● WORK INSTRUCTIONS
Would you write the data out once more, exactly as it is?

= Beginning of Section =

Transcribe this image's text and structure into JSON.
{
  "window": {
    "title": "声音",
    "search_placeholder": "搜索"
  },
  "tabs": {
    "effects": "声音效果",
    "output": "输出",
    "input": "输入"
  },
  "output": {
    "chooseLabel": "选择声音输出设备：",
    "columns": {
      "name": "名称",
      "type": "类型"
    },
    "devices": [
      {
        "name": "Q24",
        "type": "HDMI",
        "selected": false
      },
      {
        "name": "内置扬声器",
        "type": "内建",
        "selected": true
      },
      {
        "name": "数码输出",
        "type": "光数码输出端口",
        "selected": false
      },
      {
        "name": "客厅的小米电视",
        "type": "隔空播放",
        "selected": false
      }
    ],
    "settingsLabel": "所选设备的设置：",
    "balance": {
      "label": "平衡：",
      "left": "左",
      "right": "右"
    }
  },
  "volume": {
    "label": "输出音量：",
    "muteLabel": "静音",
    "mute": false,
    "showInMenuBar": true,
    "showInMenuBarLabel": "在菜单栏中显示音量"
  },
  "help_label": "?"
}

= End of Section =

● TASK SOLUTION
Transcribe this image's text and structure into JSON.
{
  "window": {
    "title": "声音",
    "search_placeholder": "搜索"
  },
  "tabs": {
    "effects": "声音效果",
    "output": "输出",
    "input": "输入"
  },
  "output": {
    "chooseLabel": "选择声音输出设备：",
    "columns": {
      "name": "名称",
      "type": "类型"
    },
    "devices": [
      {
        "name": "Q24",
        "type": "HDMI",
        "selected": false
      },
      {
        "name": "内置扬声器",
        "type": "内建",
        "selected": true
      },
      {
        "name": "数码输出",
        "type": "光数码输出端口",
        "selected": false
      },
      {
        "name": "客厅的小米电视",
        "type": "隔空播放",
        "selected": false
      }
    ],
    "settingsLabel": "所选设备的设置：",
    "balance": {
      "label": "平衡：",
      "left": "左",
      "right": "右"
    }
  },
  "volume": {
    "label": "输出音量：",
    "muteLabel": "静音",
    "mute": false,
    "showInMenuBar": true,
    "showInMenuBarLabel": "在菜单栏中显示音量"
  },
  "help_label": "?"
}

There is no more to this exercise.